### Problem description
In the records below, find every line with the word "hasta" and copy it.

═══ Data shown

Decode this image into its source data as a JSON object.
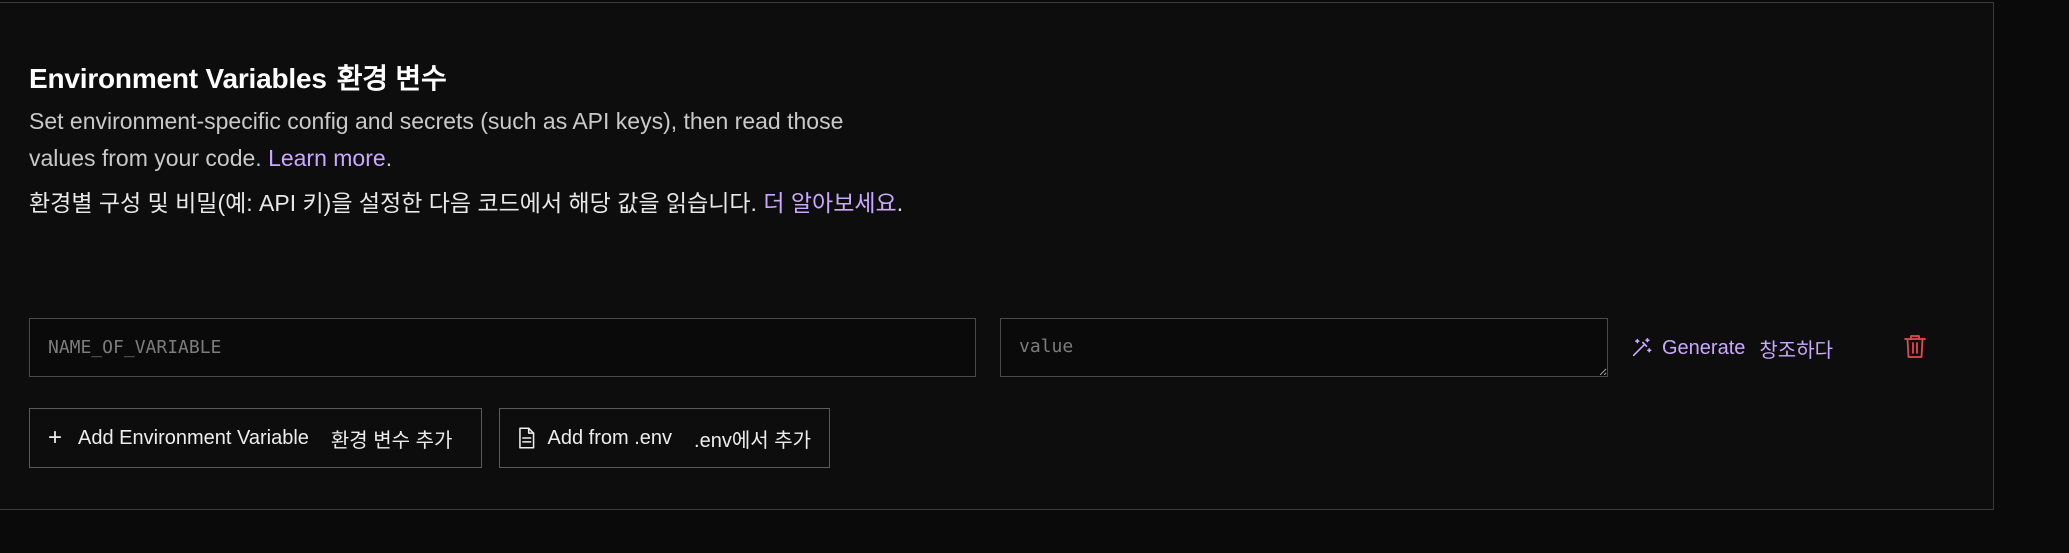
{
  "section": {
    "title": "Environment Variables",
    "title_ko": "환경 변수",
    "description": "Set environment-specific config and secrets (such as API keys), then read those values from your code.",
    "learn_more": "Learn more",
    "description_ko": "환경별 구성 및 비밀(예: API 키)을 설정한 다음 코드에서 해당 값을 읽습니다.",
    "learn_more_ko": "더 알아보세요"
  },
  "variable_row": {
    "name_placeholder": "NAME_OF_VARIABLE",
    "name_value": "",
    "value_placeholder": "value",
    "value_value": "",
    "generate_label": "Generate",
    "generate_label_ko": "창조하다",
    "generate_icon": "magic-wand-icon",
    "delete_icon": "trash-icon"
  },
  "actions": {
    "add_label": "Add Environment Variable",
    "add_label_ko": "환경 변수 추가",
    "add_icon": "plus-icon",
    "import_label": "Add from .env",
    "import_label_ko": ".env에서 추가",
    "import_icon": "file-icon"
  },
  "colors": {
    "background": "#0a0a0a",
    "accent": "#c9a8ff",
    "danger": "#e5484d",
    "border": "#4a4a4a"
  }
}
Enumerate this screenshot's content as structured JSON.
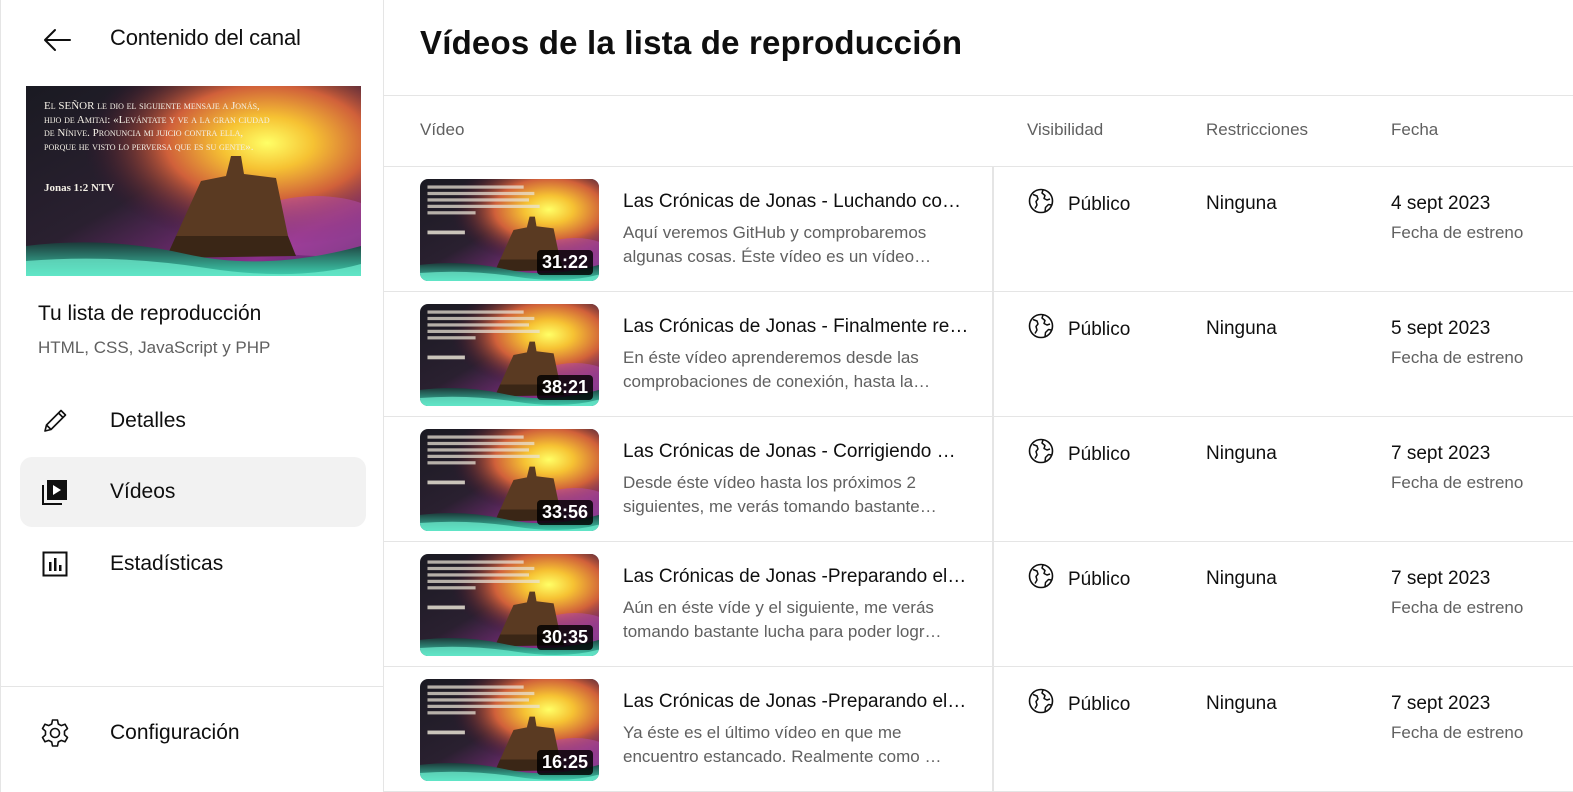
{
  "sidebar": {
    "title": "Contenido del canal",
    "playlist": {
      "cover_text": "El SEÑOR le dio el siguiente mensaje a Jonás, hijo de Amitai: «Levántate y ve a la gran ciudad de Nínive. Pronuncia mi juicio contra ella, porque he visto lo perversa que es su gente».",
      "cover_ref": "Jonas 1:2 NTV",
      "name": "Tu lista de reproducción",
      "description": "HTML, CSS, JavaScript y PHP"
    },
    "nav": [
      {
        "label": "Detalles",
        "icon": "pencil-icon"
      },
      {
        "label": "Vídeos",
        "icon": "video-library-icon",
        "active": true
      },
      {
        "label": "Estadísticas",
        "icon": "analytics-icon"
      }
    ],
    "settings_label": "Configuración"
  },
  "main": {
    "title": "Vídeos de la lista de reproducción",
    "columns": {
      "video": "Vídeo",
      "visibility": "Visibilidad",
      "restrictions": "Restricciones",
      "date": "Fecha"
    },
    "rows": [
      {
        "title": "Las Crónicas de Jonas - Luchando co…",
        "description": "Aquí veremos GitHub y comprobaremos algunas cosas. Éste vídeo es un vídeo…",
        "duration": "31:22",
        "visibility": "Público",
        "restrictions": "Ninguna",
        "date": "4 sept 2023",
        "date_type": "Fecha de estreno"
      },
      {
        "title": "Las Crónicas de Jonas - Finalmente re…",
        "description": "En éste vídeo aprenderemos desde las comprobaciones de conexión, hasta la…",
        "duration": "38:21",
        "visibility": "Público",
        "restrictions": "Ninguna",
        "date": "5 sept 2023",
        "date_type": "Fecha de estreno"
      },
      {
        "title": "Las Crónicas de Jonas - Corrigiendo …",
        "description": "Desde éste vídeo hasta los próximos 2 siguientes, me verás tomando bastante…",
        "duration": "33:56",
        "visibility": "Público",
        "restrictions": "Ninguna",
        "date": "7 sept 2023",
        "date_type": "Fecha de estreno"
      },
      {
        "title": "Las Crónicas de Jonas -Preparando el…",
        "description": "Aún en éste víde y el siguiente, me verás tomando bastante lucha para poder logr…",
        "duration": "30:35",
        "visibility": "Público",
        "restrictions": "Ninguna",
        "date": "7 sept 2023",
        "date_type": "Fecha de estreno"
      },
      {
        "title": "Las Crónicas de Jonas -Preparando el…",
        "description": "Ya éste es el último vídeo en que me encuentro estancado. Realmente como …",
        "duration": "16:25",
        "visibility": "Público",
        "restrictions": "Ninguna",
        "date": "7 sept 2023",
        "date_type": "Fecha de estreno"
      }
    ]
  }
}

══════

### Response box
        "description": "En éste vídeo aprenderemos desde las comprobaciones de conexión, hasta la…",
        "description": "Desde éste vídeo hasta los próximos 2 siguientes, me verás tomando bastante…",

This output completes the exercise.